North Carolina’s signature woodlands, farmlands, and open spaces are disappearing at an alarming rate. If these trends continue, the state’s treasured natural areas will disappear as vast tracts of land are developed into urban areas in the next twenty years.
This report examines development rates in North Carolina over the last twenty years, and uses those results to make conservative predictions about loss of cropland and forestland over the next twenty years. Among the reports findings:
Between 2007 and 2027:
- North Carolina will lose another two million acres of forest land and cropland.
- The Triangle will lose 37 percent of its natural areas; cropland will disappear altogether.
- The Charlotte area will lose 30 percent of is natural areas, including nearly a quarter of its forest land, the highest rate of forest loss in the state.
- Developed area in the state will increase by 38 percent, compared to a 30 percent increase in population.
In the last twenty years, North Carolina has lost 2.37 million acres of cropland and forest land, an estimated 325 acres every day.
In the last twenty years:
- Charlotte, the state’s largest metro area, lost 25 percent of its total cropland and forest land for a total of 270,000 acres, the highest percentage loss in the state.
- The Triangle region saw 24 percent of its cropland and forest land transformed. The region lost 283,000 acres of cropland and 123,000 acres of forestland.
- The Triad region (Greensboro, Winston-Salem, and High Point) lost 14 percent of its cropland and forest land, a total of 236,000 acres.
From 1987 to the present, developed land in the state has grown by 1.86 million acres.
- The Triangle region has more than doubled its developed acreage, adding 327,000 acres.
- Rural counties in the Piedmont region have added an estimated 322,000 acres of development.
- The Charlotte area has added 321,000 acres of developed land, an increase of 88 percent.
Over the same period, population has grown by 40 percent- remarkably fast, but slowly in comparison to the growth of developed acreage, which has increased 65 percent.
The report’s projections for loss of natural areas over the next twenty years are based only on the trends of the past. North Carolina’s leaders have the power to alter projections for the future.

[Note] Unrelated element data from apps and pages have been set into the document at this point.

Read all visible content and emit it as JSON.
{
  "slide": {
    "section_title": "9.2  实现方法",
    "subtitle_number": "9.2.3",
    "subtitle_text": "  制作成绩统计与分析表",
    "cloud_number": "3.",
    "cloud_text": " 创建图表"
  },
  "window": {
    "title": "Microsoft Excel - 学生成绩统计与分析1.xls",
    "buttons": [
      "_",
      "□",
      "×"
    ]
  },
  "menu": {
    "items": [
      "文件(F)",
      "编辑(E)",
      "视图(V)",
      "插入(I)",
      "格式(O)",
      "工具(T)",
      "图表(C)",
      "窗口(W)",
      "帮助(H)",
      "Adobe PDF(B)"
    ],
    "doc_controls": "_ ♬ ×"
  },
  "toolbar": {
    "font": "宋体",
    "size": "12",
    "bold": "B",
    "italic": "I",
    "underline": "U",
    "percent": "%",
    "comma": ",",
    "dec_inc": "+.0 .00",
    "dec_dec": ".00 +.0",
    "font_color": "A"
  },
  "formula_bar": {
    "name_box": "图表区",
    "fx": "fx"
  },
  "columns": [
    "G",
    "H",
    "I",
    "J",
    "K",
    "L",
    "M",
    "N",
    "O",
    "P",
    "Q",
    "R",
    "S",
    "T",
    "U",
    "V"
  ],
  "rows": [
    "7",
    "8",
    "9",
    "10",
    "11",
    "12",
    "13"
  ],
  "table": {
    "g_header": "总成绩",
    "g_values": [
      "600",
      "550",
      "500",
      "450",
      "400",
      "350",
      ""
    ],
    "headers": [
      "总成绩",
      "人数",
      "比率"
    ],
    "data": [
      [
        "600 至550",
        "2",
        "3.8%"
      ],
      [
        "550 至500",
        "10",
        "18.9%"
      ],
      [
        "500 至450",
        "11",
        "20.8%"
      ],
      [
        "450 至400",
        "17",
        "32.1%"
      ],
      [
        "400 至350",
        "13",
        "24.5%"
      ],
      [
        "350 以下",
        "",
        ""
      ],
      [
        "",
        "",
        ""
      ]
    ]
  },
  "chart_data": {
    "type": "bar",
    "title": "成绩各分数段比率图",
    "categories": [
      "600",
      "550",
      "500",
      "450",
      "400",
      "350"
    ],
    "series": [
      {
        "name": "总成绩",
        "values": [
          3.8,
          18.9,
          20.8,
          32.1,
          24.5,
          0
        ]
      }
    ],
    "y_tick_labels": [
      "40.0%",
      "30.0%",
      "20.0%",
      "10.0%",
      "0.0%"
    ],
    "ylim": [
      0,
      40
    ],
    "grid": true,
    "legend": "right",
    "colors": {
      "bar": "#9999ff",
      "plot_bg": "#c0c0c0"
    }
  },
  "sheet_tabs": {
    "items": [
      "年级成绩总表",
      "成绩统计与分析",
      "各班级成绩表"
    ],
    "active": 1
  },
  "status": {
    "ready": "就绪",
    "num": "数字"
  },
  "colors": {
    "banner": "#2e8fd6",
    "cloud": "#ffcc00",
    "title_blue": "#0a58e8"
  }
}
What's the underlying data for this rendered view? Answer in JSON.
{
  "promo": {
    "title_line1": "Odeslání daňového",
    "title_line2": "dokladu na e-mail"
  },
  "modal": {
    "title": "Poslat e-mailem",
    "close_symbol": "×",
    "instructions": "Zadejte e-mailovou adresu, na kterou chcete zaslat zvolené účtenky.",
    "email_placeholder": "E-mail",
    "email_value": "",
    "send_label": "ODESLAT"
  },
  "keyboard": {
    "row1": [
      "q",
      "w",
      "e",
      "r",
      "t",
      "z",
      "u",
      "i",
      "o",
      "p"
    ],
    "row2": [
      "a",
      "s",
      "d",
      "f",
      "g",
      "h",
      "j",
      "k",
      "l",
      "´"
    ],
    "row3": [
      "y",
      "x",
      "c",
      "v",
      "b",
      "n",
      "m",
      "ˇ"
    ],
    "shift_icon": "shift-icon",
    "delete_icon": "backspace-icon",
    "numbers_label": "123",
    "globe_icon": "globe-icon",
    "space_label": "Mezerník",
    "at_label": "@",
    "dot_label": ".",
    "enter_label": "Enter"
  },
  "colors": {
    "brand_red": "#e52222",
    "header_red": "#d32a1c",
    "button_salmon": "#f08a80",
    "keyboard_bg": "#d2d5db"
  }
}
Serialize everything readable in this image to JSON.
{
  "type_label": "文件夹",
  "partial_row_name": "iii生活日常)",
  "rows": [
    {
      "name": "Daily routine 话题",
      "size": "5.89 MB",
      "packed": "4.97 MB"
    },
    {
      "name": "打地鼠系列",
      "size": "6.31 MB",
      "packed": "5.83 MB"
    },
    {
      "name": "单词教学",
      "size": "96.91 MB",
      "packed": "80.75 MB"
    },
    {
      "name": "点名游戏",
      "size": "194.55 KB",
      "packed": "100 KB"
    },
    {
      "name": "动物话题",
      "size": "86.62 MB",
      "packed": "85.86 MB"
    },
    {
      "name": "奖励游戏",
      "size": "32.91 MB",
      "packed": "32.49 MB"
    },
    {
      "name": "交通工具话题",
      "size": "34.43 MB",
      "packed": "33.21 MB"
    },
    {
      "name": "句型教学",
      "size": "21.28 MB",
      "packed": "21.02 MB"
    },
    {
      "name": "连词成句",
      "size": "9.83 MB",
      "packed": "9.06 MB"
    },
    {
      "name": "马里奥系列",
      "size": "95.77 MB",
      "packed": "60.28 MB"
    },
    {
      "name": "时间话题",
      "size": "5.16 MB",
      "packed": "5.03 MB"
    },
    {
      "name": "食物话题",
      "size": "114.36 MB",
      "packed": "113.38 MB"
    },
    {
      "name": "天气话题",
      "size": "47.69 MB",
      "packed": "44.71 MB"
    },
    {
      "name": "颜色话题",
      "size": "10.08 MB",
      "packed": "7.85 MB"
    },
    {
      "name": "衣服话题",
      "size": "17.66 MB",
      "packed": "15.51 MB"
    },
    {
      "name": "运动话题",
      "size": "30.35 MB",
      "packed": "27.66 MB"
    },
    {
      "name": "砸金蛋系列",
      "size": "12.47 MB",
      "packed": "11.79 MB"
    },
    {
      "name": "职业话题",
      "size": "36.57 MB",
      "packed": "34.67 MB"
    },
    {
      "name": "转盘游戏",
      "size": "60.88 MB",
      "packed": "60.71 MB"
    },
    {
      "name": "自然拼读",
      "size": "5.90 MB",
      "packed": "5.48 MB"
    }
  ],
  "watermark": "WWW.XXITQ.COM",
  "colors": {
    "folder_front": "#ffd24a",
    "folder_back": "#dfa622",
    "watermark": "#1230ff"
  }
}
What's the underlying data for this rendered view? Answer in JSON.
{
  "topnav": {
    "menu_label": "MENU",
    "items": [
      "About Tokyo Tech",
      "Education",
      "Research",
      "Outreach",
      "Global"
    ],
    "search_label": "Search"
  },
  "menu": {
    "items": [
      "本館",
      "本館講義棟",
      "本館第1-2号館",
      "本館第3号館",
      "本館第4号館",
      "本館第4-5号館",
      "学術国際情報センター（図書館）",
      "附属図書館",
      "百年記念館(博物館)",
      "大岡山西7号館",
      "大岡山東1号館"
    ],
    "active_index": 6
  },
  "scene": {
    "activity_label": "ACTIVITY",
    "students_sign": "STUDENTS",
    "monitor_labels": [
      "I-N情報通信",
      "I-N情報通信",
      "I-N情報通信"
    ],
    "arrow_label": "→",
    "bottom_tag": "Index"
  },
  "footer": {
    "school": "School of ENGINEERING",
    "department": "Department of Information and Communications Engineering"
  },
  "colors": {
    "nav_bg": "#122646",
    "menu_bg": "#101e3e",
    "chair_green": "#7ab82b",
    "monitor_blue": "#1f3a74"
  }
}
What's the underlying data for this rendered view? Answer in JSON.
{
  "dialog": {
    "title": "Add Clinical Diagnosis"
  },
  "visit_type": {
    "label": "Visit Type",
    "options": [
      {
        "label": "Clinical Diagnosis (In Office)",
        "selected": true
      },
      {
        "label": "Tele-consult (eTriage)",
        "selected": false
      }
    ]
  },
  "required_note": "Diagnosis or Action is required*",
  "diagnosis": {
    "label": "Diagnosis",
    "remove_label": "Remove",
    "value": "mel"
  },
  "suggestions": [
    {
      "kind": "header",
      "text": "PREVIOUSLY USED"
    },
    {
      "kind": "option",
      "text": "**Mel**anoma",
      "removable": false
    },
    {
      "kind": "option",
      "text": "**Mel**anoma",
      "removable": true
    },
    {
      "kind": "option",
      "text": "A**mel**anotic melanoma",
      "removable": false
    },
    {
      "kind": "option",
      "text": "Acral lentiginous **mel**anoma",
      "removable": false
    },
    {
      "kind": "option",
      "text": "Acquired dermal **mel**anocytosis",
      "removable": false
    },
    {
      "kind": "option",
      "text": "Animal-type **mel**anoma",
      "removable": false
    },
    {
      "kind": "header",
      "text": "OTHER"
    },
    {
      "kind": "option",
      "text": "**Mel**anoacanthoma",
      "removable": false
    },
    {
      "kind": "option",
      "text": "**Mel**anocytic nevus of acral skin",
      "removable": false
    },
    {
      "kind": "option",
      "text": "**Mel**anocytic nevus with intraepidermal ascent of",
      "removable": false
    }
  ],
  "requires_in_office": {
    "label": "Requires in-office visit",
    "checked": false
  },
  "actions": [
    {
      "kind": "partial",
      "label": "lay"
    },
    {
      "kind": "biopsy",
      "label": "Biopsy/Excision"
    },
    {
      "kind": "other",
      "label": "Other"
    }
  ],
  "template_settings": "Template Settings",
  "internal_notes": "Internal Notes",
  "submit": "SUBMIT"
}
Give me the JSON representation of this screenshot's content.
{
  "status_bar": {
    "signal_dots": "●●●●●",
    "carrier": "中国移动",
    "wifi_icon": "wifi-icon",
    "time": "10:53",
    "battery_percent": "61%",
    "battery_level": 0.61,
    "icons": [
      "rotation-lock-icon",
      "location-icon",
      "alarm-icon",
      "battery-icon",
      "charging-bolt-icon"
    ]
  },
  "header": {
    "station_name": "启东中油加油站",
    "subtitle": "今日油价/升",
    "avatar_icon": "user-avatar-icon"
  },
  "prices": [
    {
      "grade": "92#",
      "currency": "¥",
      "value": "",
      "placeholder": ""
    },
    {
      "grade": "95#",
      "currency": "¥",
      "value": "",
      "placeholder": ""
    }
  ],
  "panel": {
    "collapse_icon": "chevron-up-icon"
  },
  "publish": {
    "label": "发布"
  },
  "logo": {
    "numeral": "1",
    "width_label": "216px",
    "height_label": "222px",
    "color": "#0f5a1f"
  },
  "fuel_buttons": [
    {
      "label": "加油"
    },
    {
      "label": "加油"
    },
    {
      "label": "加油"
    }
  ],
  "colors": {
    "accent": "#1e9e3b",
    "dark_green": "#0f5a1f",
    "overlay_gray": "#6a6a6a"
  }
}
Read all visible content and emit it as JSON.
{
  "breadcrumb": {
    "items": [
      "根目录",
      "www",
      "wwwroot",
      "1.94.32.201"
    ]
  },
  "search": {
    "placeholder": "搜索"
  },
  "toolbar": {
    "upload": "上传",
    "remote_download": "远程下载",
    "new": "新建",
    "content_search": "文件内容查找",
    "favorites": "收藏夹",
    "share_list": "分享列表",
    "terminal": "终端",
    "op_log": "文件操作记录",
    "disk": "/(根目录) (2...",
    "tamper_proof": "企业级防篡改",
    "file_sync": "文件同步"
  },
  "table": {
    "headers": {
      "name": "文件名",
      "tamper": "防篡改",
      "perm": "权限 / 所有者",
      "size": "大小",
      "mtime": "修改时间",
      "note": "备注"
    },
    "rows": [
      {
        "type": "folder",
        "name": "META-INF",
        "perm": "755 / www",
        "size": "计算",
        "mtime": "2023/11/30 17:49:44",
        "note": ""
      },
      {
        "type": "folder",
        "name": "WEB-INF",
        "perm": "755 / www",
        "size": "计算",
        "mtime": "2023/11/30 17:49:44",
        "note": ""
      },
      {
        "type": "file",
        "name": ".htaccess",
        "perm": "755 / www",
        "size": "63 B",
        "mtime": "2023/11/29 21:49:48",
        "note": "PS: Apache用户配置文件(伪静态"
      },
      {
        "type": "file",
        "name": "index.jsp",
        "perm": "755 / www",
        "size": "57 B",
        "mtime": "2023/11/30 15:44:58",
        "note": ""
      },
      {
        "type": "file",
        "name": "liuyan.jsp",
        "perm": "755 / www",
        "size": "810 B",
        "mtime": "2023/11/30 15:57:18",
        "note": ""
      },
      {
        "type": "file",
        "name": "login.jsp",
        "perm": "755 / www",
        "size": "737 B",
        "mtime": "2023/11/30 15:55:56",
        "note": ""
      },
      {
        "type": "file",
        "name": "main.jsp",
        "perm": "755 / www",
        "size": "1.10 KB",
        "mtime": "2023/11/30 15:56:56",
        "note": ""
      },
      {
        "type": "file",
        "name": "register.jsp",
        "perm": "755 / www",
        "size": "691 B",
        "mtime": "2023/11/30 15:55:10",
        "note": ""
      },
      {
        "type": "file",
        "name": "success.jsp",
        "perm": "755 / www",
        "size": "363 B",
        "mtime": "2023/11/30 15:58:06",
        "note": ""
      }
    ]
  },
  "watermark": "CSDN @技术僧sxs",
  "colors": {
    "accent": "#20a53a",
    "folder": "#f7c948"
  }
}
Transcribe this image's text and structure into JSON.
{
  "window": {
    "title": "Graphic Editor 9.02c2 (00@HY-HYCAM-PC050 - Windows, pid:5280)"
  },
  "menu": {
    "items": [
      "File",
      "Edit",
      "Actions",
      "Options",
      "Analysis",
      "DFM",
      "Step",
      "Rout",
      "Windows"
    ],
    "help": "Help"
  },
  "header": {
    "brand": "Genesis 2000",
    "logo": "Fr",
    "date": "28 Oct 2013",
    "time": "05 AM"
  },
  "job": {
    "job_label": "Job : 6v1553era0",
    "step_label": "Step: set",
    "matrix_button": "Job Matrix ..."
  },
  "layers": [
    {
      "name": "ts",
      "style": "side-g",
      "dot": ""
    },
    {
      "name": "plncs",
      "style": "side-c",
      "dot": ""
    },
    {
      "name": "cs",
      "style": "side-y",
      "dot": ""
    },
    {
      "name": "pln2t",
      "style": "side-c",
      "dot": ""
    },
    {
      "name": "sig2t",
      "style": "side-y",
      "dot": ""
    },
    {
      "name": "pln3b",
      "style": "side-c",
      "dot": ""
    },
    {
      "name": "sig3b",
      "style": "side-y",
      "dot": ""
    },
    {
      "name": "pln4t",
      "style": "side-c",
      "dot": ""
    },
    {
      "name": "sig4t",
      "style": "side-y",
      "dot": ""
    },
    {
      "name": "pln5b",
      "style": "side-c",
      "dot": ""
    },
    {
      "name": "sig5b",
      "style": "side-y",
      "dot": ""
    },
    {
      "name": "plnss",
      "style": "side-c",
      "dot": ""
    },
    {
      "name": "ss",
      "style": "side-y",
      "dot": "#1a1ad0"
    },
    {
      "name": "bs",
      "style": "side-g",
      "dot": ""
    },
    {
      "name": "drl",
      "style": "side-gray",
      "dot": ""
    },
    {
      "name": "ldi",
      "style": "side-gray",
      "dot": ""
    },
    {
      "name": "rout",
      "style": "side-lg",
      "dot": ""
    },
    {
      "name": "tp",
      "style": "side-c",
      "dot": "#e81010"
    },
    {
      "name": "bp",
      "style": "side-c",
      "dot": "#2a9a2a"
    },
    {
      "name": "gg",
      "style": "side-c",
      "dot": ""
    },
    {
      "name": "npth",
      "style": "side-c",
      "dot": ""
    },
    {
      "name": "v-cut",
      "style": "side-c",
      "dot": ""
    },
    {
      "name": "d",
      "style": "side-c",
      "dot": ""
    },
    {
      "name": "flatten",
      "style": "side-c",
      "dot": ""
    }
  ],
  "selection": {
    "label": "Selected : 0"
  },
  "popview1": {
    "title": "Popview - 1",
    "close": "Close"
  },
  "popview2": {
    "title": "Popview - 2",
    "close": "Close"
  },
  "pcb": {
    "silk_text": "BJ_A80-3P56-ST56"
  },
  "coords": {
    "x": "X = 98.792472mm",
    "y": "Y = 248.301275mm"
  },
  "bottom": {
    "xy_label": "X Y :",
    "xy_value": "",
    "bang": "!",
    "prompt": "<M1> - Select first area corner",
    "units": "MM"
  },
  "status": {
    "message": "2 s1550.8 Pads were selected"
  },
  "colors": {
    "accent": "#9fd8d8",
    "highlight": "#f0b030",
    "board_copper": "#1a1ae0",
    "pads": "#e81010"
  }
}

In 2006, the NC General Assembly established the Land and Water Conservation Study Commission to examine ways to finance a significant increase in funding for the state’s existing land conservation programs—the Clean Water Management Trust Fund, the Natural Heritage Trust Fund, the Parks and Recreation Trust Fund, and the Agricultural Development and Farmland Preservation Trust Fund—as well as to fund new initiatives to capitalize on economic opportunities associated with land conservation.
After numerous meetings and three public hearings, attended by more than 1000 citizens, the Commission recommended $1 billion in additional funds over the next five years—less than one percent of the state’s budget—for land conservation programs.
This increase in funding, if approved by state leaders, can ensure the protection of additional 260,000 acres of forests, farmlands, trails, parks, gamelands, and other natural areas, and more than 6000 miles of river and stream buffers across the state. The recommendations of the Land and Water Conservation Study Commission, if adopted, would go a long way towards protecting the state’s natural areas in the face of rapid development.